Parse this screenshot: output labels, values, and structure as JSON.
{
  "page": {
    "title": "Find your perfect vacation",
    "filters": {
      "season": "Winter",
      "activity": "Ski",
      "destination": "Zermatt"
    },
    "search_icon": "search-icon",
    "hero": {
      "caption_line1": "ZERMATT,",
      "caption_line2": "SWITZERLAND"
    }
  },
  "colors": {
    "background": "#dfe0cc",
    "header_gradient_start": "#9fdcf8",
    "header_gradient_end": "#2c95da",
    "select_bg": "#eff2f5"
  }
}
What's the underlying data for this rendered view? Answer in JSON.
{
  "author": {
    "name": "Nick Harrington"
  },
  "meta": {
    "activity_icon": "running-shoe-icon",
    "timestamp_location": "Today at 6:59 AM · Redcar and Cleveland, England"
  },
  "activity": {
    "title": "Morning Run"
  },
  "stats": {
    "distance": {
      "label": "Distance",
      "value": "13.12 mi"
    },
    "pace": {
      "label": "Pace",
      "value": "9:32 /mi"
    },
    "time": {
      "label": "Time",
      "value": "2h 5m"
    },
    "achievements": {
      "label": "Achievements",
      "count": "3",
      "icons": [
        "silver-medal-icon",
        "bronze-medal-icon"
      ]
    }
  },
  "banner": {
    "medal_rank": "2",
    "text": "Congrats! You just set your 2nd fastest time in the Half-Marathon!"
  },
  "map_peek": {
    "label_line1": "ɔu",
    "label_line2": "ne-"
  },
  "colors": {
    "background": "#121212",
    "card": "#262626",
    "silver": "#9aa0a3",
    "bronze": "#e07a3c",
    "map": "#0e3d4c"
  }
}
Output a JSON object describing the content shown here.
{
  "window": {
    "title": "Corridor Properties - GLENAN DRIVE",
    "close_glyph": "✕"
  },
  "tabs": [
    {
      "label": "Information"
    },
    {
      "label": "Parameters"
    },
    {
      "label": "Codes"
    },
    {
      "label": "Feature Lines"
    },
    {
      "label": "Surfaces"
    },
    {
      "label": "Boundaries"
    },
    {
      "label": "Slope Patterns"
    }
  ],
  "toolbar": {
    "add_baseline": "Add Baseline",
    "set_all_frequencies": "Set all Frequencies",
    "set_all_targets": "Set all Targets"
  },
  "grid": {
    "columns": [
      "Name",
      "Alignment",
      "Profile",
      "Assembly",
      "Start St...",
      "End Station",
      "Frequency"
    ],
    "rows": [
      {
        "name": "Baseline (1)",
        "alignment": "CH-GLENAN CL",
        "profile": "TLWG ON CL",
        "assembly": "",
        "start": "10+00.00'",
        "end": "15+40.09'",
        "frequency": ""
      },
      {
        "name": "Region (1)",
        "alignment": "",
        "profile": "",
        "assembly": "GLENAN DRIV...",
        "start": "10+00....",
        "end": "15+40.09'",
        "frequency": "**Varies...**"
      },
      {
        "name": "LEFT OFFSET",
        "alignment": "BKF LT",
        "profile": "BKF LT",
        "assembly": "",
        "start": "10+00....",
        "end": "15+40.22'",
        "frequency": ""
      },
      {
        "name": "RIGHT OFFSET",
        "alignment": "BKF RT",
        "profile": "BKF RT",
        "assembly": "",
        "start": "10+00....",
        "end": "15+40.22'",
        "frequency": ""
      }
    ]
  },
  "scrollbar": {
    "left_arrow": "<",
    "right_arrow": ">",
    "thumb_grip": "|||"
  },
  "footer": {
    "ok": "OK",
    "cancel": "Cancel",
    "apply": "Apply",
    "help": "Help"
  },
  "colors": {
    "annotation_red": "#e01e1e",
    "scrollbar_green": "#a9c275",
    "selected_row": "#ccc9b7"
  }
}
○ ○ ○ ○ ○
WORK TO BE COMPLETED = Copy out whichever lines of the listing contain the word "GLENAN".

EXERCISE RESULT =
    "title": "Corridor Properties - GLENAN DRIVE",
        "alignment": "CH-GLENAN CL",
        "assembly": "GLENAN DRIV...",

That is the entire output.